Recently, I had the opportunity to discuss branding and sales with a few business owners at a networking meeting. The consensus among the irregular regulars, a few of whom own businesses, was that during a tough economy it made more sense to forego soft marketing efforts including branding, in favor of hard and direct efforts to beef up sales.
I found this thinking as difficult to swallow as an entire hardboiled egg. I believe that emphasizing sales versus branding is not a savvy and sustainable marketing strategy and could adversely affect growth. What about the daily dose of fiber that a complete marketing effort offers? What about the sustenance of branding as part of a nutritious, well-balanced marketing plan?
Well, let’s analyze the situation. The kind of branding I’m talking about extends to social media marketing where you’re really not trying to sell anything except your brand image. This includes posts on Facebook and LinkedIn, Instagram and particularly blogs. Blogs, especially in the time of COVID, are supposed to be helpful and not self-serving. We’re looking at “noble” blogs with titles like, 6 ways the pandemic saved my marriage and Why we give all our earnings to the sustainable tuna foundation.
Brand image marketing creates loyalty, differentiation, credibility and the incentive to buy. It fills two of the criteria in the magical triad of the sales process: making your brand known and likeable. Companies are ultimately responsible for earning trust. Hard selling generates sales and purchases too, which is hardly news to business owners or salespeople. Front line sales folks are out there every day, following leads, making calls, Zooming away.
The distinction between these two parts of your marketing mix is that branding, whether online or delivered by other communication vehicles, is a longer-term process that takes a while to make its sale. Using social mediums like Facebook, LinkedIn, Twitter, and Instagram can be quick, integrated, and easy but takes longer to see results.
Direct, hardcore selling, on the other hand, has much more of an immediate impact and can generate instant results. This is in part because salespeople can sit down face-to-face (or mask to mask) with clients and not only sell the big brand picture, but use on the spot, hot tricks of the trade, like price reductions, perks for buying today, creating a sense of urgency, and whatever else closing tasks.
What we need to do is recognize the distinct differences of these marketing tools, in terms of timing, mindset and creative approach, to name a few.

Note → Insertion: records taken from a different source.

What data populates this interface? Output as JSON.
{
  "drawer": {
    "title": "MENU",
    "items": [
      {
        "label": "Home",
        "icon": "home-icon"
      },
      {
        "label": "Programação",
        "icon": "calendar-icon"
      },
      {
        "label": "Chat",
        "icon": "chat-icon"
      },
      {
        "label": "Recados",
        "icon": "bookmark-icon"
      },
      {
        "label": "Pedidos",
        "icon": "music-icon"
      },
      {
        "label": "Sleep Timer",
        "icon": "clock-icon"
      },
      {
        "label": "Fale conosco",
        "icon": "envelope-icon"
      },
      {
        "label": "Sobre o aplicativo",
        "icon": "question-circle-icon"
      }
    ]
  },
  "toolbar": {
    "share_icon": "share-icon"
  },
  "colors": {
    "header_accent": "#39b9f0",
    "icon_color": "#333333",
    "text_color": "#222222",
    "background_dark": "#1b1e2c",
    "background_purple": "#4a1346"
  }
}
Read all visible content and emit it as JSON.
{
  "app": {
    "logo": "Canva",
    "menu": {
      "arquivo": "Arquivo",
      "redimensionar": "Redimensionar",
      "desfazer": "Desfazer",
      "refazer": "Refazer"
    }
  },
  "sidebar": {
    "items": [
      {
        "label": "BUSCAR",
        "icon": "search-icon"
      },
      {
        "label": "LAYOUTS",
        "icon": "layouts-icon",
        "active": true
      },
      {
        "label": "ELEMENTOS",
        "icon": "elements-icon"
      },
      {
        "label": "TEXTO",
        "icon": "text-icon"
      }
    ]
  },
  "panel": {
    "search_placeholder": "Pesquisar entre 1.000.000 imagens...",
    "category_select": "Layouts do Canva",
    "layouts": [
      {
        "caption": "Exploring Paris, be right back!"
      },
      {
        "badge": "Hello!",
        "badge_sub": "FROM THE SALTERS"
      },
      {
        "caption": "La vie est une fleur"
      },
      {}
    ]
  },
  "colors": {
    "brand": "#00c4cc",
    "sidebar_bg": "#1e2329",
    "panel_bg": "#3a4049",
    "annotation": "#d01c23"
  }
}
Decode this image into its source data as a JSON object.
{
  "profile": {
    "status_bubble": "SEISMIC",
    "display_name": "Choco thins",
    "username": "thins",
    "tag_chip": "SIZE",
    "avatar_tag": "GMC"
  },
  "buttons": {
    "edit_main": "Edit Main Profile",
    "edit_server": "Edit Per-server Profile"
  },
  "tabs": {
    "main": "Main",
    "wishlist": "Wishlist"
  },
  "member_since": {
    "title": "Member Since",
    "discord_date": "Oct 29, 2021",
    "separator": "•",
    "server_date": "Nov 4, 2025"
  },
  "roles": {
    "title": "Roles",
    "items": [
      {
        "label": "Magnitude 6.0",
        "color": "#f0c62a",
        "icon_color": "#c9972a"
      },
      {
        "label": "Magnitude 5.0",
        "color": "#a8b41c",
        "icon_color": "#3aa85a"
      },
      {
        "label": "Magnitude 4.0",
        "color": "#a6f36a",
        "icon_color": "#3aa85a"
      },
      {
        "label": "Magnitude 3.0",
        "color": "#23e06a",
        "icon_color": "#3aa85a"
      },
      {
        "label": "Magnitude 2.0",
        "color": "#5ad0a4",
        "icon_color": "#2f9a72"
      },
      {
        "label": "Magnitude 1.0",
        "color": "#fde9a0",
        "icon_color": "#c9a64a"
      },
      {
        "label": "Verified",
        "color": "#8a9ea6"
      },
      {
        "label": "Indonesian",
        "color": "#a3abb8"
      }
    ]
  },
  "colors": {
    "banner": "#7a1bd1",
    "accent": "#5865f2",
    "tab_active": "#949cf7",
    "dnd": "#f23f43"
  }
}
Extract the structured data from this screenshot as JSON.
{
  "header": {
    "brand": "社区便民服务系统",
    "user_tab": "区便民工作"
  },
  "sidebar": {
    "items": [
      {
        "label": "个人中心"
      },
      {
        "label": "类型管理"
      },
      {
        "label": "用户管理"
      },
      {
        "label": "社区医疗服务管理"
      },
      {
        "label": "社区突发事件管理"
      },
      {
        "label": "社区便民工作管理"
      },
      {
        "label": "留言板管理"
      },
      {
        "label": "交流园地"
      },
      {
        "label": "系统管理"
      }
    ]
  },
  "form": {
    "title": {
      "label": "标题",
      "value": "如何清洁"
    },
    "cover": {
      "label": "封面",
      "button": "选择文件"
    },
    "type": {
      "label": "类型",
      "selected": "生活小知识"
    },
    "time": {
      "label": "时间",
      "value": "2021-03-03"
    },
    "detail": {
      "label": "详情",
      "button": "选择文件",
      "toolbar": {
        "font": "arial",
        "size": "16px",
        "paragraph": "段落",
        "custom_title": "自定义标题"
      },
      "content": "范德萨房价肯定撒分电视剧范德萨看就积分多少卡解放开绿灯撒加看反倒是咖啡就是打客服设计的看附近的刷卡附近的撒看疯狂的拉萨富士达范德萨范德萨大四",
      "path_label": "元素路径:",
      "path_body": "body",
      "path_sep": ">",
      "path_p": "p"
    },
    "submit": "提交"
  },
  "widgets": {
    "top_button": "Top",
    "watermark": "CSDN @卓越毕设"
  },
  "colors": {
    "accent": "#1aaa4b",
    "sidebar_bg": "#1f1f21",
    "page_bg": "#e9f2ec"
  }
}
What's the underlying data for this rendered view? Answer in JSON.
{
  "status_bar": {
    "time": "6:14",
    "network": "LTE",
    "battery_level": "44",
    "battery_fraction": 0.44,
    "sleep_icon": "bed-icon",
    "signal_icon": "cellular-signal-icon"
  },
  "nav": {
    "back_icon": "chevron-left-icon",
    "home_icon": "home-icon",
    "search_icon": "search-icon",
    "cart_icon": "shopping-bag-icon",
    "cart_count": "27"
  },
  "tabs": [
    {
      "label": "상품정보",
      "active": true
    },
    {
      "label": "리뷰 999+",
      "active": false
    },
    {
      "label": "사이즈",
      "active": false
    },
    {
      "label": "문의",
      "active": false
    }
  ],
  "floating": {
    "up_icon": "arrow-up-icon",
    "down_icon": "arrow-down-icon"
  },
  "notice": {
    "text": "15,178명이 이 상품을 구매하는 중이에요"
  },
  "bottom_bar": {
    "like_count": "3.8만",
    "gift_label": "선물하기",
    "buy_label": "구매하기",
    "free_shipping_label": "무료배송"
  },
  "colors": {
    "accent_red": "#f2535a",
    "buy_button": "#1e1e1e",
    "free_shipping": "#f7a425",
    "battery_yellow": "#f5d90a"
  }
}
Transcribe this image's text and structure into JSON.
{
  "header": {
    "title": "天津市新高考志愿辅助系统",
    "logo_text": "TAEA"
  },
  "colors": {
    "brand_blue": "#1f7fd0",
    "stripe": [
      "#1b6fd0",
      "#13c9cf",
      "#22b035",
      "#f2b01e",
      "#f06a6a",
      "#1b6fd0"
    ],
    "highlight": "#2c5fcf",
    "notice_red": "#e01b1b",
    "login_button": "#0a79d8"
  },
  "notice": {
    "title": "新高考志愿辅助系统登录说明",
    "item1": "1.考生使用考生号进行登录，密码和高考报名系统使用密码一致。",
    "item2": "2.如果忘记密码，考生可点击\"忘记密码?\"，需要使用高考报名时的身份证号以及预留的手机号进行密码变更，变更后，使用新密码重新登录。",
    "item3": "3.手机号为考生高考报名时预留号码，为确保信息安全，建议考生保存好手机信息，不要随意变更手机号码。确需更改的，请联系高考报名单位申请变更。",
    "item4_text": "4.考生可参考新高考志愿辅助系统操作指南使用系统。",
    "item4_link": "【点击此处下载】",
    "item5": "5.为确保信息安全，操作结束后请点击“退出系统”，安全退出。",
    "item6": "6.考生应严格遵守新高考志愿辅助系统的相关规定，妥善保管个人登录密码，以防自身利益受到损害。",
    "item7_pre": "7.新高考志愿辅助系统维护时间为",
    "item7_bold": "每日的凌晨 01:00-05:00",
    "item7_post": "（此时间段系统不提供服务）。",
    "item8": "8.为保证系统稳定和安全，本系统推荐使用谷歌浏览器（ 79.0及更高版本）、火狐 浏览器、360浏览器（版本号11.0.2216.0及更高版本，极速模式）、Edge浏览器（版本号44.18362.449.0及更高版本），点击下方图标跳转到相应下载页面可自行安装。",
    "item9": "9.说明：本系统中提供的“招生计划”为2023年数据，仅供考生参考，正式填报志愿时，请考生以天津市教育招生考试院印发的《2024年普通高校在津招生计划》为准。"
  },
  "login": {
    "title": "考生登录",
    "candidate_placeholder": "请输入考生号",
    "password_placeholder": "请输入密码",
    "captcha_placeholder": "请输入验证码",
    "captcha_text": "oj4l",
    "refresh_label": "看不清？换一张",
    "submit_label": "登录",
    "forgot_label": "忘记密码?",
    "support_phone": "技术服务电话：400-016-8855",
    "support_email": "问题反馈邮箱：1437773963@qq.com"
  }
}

But we also have to recognize and applaud their commonalities. Ultimately, branding and sales have the same goals: raising the bottom line and increasing profits and growth. They’re simply on different parts of the marketing menu, that’s all.
The truth is we need sales and branding to work together hand-in-hand to reach our target markets and organization’s objectives. When we decide to focus on one and ignore the other it’s like peanut butter and jelly. You can eat them separately and they’re good, but they’re so much better together as a layered, tiered, and luscious sandwich.
Shouldn’t we consider these elements as equally important? Shouldn’t we be thinking both short and long-term?
Small businesses can’t afford to favor immediate savings at the expense of brand image and brand building. It may look good on the books at the moment, but this kind of marketing approach can be unappetizing and costly over time.
Luckily, you can have both without “Miner” difficulty because Chrissy and her intrepid Miner Agency team can do brand imaging, marketing, and public relations at the same time, kind of like walking while eating a peanut butter and jelly sandwich. Here’s something else that social media/branding campaigns offer: using mediums like Facebook, LinkedIn, Twitter, and Instagram can be quick, integrated and easy. Best of all, you can sustain your branding efforts for peanuts while sales sail on. Everyone’s happy and everything’s in harmony. Just like a good, old PB&J.